[Items from an interface collection]

—————

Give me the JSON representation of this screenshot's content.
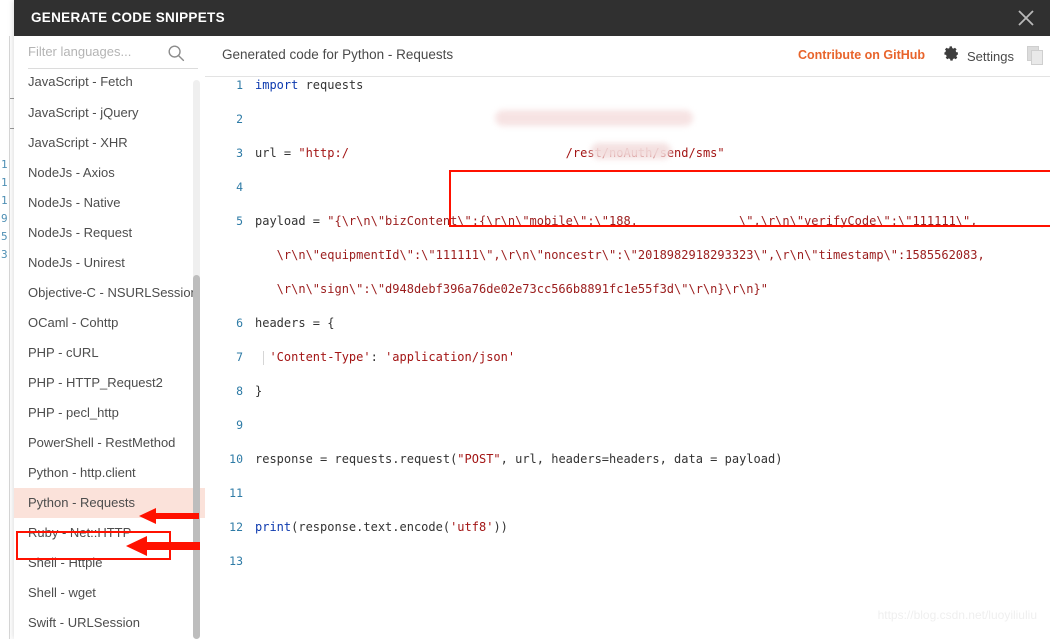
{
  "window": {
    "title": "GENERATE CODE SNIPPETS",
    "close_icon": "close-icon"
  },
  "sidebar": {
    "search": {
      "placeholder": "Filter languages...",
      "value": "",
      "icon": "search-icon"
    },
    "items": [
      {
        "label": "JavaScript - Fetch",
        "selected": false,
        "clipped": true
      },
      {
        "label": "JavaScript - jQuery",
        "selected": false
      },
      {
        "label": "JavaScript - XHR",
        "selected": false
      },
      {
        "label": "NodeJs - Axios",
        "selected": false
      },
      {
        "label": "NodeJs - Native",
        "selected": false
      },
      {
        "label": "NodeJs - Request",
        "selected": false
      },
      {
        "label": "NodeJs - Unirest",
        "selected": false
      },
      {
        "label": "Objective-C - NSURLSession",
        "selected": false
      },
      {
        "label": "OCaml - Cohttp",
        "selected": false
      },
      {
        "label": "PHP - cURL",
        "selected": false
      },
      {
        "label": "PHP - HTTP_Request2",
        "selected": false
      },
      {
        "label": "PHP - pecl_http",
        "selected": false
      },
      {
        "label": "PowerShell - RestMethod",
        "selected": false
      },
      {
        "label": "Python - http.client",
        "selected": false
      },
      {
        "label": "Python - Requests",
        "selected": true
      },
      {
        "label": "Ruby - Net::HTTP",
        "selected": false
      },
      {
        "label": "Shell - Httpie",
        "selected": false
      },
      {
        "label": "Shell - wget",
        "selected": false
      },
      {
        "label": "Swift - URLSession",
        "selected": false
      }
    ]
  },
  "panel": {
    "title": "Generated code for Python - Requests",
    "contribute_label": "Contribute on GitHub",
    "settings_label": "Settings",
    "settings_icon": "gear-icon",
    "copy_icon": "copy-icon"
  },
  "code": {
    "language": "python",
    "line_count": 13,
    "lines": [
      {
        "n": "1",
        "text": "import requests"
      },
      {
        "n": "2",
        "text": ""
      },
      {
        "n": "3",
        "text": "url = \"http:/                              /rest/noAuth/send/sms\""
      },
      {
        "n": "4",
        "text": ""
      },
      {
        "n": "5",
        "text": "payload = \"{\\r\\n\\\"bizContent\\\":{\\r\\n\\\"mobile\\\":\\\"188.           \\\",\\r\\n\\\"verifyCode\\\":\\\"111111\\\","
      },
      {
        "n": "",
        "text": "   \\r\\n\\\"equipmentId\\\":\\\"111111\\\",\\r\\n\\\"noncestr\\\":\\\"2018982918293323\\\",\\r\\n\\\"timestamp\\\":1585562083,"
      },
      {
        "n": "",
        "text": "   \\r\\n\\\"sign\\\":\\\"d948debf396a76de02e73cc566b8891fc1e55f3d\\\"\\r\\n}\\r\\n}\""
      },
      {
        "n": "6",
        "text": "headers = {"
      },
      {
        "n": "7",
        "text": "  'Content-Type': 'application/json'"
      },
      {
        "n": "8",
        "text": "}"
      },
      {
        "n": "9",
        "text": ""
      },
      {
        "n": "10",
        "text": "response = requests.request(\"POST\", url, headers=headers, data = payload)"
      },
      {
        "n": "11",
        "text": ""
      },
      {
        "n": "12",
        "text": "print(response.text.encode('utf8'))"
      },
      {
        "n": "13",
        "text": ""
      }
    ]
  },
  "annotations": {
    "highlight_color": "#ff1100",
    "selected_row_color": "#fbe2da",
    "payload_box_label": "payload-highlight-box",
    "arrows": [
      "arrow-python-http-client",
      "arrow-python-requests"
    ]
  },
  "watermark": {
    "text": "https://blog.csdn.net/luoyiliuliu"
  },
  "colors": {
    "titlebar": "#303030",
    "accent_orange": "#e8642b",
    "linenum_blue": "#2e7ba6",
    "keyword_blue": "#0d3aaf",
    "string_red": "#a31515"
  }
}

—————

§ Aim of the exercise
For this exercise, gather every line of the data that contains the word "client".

§ Output
        "label": "Python - http.client",
      "arrow-python-http-client",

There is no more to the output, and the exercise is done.